Data items

::::::::::

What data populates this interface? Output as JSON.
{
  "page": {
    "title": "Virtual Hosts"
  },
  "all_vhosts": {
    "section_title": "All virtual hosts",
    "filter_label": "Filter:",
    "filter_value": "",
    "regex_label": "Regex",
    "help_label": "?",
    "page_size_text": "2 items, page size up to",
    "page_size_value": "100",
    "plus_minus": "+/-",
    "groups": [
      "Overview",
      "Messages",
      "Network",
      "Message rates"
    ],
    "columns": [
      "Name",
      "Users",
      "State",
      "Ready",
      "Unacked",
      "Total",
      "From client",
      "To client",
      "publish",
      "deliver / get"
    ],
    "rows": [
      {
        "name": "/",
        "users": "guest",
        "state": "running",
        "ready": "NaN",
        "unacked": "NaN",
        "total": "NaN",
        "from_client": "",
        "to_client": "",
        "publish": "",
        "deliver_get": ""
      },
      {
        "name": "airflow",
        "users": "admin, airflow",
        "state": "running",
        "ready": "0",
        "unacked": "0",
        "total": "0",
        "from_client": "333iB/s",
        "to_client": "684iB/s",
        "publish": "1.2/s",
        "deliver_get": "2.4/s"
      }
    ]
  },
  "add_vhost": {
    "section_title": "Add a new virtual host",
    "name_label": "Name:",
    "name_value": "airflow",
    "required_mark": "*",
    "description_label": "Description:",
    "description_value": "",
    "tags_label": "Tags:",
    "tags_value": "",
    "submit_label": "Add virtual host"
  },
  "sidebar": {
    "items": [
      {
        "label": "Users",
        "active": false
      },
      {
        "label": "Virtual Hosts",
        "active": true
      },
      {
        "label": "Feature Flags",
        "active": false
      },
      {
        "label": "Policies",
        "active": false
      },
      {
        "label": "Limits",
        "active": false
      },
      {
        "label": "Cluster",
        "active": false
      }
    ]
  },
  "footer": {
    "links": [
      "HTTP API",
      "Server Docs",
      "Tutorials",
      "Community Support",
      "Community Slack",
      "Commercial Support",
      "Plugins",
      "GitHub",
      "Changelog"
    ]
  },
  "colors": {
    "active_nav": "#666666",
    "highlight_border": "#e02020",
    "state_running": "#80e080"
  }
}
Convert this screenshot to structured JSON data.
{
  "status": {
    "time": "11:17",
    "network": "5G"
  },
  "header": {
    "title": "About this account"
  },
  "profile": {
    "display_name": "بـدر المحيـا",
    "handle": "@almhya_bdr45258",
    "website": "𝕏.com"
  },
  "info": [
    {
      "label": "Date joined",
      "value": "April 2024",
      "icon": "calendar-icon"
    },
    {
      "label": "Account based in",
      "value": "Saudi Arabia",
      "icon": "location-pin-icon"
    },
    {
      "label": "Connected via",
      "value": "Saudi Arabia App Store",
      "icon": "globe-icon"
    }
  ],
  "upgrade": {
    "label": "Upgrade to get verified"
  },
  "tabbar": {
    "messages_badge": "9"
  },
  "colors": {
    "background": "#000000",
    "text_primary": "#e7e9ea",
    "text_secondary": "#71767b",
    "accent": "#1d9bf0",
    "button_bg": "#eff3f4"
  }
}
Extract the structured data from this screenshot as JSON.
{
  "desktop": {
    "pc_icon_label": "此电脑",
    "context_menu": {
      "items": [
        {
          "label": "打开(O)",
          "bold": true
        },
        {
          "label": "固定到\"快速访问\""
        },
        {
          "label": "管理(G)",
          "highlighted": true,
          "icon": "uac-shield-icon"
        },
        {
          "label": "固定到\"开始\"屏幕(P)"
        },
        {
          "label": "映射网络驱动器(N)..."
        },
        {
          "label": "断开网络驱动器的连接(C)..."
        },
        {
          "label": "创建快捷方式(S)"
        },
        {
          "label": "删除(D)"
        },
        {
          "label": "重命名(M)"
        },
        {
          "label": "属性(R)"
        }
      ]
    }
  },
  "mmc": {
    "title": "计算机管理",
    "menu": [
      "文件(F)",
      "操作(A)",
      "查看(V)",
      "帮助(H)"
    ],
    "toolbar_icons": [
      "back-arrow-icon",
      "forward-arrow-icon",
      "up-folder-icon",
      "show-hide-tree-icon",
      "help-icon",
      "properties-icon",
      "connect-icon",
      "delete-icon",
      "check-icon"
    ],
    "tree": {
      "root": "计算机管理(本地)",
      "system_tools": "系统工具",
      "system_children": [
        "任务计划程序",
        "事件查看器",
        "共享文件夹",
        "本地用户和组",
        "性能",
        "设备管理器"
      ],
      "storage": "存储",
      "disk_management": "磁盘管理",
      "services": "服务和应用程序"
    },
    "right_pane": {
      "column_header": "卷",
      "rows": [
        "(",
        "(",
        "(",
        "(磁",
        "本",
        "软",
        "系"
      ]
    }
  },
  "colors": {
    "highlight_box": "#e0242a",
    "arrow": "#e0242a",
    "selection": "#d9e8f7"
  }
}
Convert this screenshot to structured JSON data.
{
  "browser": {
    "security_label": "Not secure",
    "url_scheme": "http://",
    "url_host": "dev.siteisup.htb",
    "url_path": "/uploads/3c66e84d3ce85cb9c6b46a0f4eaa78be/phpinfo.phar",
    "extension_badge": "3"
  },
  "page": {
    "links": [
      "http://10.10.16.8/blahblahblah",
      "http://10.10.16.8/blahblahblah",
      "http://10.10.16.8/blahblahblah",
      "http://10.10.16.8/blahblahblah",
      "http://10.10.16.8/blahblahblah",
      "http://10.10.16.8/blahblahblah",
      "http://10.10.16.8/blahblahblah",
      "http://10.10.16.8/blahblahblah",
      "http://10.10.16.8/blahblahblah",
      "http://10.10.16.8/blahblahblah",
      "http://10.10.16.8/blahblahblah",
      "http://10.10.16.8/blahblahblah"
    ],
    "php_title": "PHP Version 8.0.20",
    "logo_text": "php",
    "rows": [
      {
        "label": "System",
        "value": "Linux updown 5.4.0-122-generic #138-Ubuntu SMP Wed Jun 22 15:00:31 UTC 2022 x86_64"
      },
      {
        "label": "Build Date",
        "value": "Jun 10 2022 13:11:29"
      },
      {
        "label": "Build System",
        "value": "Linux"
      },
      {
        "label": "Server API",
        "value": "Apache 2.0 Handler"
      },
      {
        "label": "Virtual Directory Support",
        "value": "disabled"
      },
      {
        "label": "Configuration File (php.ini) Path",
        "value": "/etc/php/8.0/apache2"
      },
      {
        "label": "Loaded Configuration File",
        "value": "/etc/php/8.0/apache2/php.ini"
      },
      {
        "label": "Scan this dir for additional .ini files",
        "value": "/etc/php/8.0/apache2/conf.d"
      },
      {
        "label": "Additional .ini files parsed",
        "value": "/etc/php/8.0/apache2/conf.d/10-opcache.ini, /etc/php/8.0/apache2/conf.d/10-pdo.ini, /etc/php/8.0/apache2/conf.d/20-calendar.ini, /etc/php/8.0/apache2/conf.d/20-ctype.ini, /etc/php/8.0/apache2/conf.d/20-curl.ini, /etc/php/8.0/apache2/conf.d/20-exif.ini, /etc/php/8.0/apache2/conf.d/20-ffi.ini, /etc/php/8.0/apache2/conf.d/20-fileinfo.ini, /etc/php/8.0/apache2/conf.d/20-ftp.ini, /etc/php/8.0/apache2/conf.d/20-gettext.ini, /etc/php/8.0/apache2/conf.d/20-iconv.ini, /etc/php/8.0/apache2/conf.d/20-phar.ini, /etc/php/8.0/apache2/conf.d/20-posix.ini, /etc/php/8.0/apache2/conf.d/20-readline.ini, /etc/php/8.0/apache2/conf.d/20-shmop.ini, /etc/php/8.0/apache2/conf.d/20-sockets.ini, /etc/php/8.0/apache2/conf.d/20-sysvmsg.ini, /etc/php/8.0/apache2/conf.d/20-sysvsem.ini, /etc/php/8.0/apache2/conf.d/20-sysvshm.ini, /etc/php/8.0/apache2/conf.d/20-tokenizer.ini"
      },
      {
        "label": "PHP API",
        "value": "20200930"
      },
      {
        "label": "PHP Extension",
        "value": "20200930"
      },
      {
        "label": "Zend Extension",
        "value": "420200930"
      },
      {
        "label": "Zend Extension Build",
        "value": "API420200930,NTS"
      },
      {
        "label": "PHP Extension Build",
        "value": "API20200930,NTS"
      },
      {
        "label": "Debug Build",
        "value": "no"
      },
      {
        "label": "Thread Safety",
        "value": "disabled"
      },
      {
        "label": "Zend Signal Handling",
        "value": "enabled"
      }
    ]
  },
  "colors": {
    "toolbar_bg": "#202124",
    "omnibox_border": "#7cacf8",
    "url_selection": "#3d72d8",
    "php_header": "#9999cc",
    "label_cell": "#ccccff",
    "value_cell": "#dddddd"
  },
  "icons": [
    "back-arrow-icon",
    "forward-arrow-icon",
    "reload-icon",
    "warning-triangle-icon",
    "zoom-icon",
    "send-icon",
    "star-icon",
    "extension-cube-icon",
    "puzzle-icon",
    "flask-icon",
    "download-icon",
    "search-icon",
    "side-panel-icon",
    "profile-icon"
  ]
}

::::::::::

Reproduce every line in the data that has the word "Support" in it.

      "Community Support",
      "Commercial Support",
        "label": "Virtual Directory Support",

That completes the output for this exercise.